Recorded information: Begin
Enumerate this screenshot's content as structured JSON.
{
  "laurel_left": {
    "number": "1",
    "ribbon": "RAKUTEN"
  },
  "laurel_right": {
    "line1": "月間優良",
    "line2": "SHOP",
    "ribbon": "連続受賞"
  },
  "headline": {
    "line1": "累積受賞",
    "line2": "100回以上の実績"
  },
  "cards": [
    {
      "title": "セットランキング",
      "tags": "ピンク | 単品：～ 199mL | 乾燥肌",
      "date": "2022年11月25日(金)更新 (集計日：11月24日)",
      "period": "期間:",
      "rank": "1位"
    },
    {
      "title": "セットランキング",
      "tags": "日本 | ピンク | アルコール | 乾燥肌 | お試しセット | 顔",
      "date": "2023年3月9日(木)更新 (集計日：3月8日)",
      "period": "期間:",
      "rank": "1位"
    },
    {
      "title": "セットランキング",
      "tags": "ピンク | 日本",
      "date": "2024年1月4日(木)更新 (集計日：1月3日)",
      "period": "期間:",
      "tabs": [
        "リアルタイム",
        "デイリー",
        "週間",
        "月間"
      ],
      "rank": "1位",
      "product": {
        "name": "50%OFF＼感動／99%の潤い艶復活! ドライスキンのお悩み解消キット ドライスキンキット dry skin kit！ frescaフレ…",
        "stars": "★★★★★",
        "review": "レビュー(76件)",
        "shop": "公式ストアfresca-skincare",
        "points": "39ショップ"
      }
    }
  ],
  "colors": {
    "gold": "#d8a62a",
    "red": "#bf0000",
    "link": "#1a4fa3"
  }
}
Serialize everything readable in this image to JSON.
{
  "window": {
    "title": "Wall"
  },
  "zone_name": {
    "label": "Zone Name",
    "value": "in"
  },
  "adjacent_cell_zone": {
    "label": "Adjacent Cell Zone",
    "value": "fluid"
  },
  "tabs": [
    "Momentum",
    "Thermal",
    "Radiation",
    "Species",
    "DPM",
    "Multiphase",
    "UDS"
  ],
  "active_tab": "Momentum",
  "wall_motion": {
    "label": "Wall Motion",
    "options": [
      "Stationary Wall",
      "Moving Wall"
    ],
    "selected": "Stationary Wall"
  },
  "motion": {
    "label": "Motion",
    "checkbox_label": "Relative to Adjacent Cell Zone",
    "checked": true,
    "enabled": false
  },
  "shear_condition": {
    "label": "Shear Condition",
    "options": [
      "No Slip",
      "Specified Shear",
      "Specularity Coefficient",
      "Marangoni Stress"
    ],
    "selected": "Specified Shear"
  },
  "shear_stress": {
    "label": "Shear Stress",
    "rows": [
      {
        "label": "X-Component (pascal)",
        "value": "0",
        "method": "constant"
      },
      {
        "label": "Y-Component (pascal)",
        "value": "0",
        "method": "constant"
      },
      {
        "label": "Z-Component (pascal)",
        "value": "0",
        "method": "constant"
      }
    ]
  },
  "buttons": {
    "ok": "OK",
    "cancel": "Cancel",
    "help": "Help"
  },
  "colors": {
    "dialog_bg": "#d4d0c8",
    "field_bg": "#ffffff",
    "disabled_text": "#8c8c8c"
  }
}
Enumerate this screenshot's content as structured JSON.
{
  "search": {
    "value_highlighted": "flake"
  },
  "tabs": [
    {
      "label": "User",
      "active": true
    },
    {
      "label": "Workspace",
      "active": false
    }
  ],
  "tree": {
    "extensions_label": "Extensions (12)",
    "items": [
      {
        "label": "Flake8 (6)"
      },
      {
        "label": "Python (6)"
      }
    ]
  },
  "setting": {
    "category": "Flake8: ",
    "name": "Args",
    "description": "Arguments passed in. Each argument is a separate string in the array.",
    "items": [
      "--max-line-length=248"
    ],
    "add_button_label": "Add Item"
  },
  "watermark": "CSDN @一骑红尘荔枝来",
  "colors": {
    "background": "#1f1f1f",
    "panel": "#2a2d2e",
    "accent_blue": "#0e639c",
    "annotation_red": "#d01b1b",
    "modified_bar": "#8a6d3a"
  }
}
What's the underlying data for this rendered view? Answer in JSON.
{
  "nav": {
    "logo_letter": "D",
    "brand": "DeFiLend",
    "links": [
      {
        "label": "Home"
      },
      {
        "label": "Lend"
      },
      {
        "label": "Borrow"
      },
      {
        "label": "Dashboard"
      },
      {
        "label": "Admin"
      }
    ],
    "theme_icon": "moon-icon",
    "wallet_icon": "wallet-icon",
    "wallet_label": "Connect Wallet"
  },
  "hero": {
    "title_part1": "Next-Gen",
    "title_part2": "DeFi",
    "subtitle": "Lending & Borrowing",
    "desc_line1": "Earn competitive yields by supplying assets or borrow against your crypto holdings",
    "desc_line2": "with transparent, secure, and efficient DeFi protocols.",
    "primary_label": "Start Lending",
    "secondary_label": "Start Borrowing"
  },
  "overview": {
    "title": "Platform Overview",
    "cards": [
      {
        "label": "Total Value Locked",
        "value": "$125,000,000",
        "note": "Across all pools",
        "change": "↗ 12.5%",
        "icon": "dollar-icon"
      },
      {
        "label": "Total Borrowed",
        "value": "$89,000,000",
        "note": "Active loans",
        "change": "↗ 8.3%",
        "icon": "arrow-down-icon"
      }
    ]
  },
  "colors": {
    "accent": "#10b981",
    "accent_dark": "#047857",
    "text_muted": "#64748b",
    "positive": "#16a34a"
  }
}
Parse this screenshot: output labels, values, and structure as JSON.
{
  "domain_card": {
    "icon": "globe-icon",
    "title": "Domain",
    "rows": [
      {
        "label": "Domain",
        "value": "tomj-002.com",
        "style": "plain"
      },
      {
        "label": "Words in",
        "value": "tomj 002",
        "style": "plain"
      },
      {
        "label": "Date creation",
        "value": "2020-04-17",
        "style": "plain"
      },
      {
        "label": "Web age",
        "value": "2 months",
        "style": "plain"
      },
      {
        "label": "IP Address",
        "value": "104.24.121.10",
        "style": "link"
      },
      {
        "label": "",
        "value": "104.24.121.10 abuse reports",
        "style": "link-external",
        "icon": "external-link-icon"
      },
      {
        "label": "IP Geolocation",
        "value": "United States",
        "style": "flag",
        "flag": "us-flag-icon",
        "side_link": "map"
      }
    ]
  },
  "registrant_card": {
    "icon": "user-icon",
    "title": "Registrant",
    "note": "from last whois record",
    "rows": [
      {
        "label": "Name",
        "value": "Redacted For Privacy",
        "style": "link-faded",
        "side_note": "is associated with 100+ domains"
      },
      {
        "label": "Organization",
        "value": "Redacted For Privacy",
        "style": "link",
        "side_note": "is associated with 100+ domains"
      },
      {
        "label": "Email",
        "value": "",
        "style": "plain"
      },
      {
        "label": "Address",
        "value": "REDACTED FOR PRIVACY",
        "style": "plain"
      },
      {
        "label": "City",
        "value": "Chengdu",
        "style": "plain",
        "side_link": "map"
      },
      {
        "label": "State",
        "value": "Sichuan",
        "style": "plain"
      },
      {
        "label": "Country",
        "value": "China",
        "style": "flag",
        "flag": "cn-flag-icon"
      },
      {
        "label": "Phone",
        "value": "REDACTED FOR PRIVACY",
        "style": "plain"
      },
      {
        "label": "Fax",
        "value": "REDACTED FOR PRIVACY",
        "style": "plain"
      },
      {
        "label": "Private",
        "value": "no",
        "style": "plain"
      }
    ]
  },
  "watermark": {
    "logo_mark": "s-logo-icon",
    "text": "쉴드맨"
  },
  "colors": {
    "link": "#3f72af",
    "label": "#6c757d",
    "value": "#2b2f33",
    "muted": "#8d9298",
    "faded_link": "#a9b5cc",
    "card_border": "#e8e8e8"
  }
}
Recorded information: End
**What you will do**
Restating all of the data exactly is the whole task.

**Answer below**
Enumerate this screenshot's content as structured JSON.
{
  "laurel_left": {
    "number": "1",
    "ribbon": "RAKUTEN"
  },
  "laurel_right": {
    "line1": "月間優良",
    "line2": "SHOP",
    "ribbon": "連続受賞"
  },
  "headline": {
    "line1": "累積受賞",
    "line2": "100回以上の実績"
  },
  "cards": [
    {
      "title": "セットランキング",
      "tags": "ピンク | 単品：～ 199mL | 乾燥肌",
      "date": "2022年11月25日(金)更新 (集計日：11月24日)",
      "period": "期間:",
      "rank": "1位"
    },
    {
      "title": "セットランキング",
      "tags": "日本 | ピンク | アルコール | 乾燥肌 | お試しセット | 顔",
      "date": "2023年3月9日(木)更新 (集計日：3月8日)",
      "period": "期間:",
      "rank": "1位"
    },
    {
      "title": "セットランキング",
      "tags": "ピンク | 日本",
      "date": "2024年1月4日(木)更新 (集計日：1月3日)",
      "period": "期間:",
      "tabs": [
        "リアルタイム",
        "デイリー",
        "週間",
        "月間"
      ],
      "rank": "1位",
      "product": {
        "name": "50%OFF＼感動／99%の潤い艶復活! ドライスキンのお悩み解消キット ドライスキンキット dry skin kit！ frescaフレ…",
        "stars": "★★★★★",
        "review": "レビュー(76件)",
        "shop": "公式ストアfresca-skincare",
        "points": "39ショップ"
      }
    }
  ],
  "colors": {
    "gold": "#d8a62a",
    "red": "#bf0000",
    "link": "#1a4fa3"
  }
}
Serialize everything readable in this image to JSON.
{
  "window": {
    "title": "Wall"
  },
  "zone_name": {
    "label": "Zone Name",
    "value": "in"
  },
  "adjacent_cell_zone": {
    "label": "Adjacent Cell Zone",
    "value": "fluid"
  },
  "tabs": [
    "Momentum",
    "Thermal",
    "Radiation",
    "Species",
    "DPM",
    "Multiphase",
    "UDS"
  ],
  "active_tab": "Momentum",
  "wall_motion": {
    "label": "Wall Motion",
    "options": [
      "Stationary Wall",
      "Moving Wall"
    ],
    "selected": "Stationary Wall"
  },
  "motion": {
    "label": "Motion",
    "checkbox_label": "Relative to Adjacent Cell Zone",
    "checked": true,
    "enabled": false
  },
  "shear_condition": {
    "label": "Shear Condition",
    "options": [
      "No Slip",
      "Specified Shear",
      "Specularity Coefficient",
      "Marangoni Stress"
    ],
    "selected": "Specified Shear"
  },
  "shear_stress": {
    "label": "Shear Stress",
    "rows": [
      {
        "label": "X-Component (pascal)",
        "value": "0",
        "method": "constant"
      },
      {
        "label": "Y-Component (pascal)",
        "value": "0",
        "method": "constant"
      },
      {
        "label": "Z-Component (pascal)",
        "value": "0",
        "method": "constant"
      }
    ]
  },
  "buttons": {
    "ok": "OK",
    "cancel": "Cancel",
    "help": "Help"
  },
  "colors": {
    "dialog_bg": "#d4d0c8",
    "field_bg": "#ffffff",
    "disabled_text": "#8c8c8c"
  }
}
Enumerate this screenshot's content as structured JSON.
{
  "search": {
    "value_highlighted": "flake"
  },
  "tabs": [
    {
      "label": "User",
      "active": true
    },
    {
      "label": "Workspace",
      "active": false
    }
  ],
  "tree": {
    "extensions_label": "Extensions (12)",
    "items": [
      {
        "label": "Flake8 (6)"
      },
      {
        "label": "Python (6)"
      }
    ]
  },
  "setting": {
    "category": "Flake8: ",
    "name": "Args",
    "description": "Arguments passed in. Each argument is a separate string in the array.",
    "items": [
      "--max-line-length=248"
    ],
    "add_button_label": "Add Item"
  },
  "watermark": "CSDN @一骑红尘荔枝来",
  "colors": {
    "background": "#1f1f1f",
    "panel": "#2a2d2e",
    "accent_blue": "#0e639c",
    "annotation_red": "#d01b1b",
    "modified_bar": "#8a6d3a"
  }
}
What's the underlying data for this rendered view? Answer in JSON.
{
  "nav": {
    "logo_letter": "D",
    "brand": "DeFiLend",
    "links": [
      {
        "label": "Home"
      },
      {
        "label": "Lend"
      },
      {
        "label": "Borrow"
      },
      {
        "label": "Dashboard"
      },
      {
        "label": "Admin"
      }
    ],
    "theme_icon": "moon-icon",
    "wallet_icon": "wallet-icon",
    "wallet_label": "Connect Wallet"
  },
  "hero": {
    "title_part1": "Next-Gen",
    "title_part2": "DeFi",
    "subtitle": "Lending & Borrowing",
    "desc_line1": "Earn competitive yields by supplying assets or borrow against your crypto holdings",
    "desc_line2": "with transparent, secure, and efficient DeFi protocols.",
    "primary_label": "Start Lending",
    "secondary_label": "Start Borrowing"
  },
  "overview": {
    "title": "Platform Overview",
    "cards": [
      {
        "label": "Total Value Locked",
        "value": "$125,000,000",
        "note": "Across all pools",
        "change": "↗ 12.5%",
        "icon": "dollar-icon"
      },
      {
        "label": "Total Borrowed",
        "value": "$89,000,000",
        "note": "Active loans",
        "change": "↗ 8.3%",
        "icon": "arrow-down-icon"
      }
    ]
  },
  "colors": {
    "accent": "#10b981",
    "accent_dark": "#047857",
    "text_muted": "#64748b",
    "positive": "#16a34a"
  }
}
Parse this screenshot: output labels, values, and structure as JSON.
{
  "domain_card": {
    "icon": "globe-icon",
    "title": "Domain",
    "rows": [
      {
        "label": "Domain",
        "value": "tomj-002.com",
        "style": "plain"
      },
      {
        "label": "Words in",
        "value": "tomj 002",
        "style": "plain"
      },
      {
        "label": "Date creation",
        "value": "2020-04-17",
        "style": "plain"
      },
      {
        "label": "Web age",
        "value": "2 months",
        "style": "plain"
      },
      {
        "label": "IP Address",
        "value": "104.24.121.10",
        "style": "link"
      },
      {
        "label": "",
        "value": "104.24.121.10 abuse reports",
        "style": "link-external",
        "icon": "external-link-icon"
      },
      {
        "label": "IP Geolocation",
        "value": "United States",
        "style": "flag",
        "flag": "us-flag-icon",
        "side_link": "map"
      }
    ]
  },
  "registrant_card": {
    "icon": "user-icon",
    "title": "Registrant",
    "note": "from last whois record",
    "rows": [
      {
        "label": "Name",
        "value": "Redacted For Privacy",
        "style": "link-faded",
        "side_note": "is associated with 100+ domains"
      },
      {
        "label": "Organization",
        "value": "Redacted For Privacy",
        "style": "link",
        "side_note": "is associated with 100+ domains"
      },
      {
        "label": "Email",
        "value": "",
        "style": "plain"
      },
      {
        "label": "Address",
        "value": "REDACTED FOR PRIVACY",
        "style": "plain"
      },
      {
        "label": "City",
        "value": "Chengdu",
        "style": "plain",
        "side_link": "map"
      },
      {
        "label": "State",
        "value": "Sichuan",
        "style": "plain"
      },
      {
        "label": "Country",
        "value": "China",
        "style": "flag",
        "flag": "cn-flag-icon"
      },
      {
        "label": "Phone",
        "value": "REDACTED FOR PRIVACY",
        "style": "plain"
      },
      {
        "label": "Fax",
        "value": "REDACTED FOR PRIVACY",
        "style": "plain"
      },
      {
        "label": "Private",
        "value": "no",
        "style": "plain"
      }
    ]
  },
  "watermark": {
    "logo_mark": "s-logo-icon",
    "text": "쉴드맨"
  },
  "colors": {
    "link": "#3f72af",
    "label": "#6c757d",
    "value": "#2b2f33",
    "muted": "#8d9298",
    "faded_link": "#a9b5cc",
    "card_border": "#e8e8e8"
  }
}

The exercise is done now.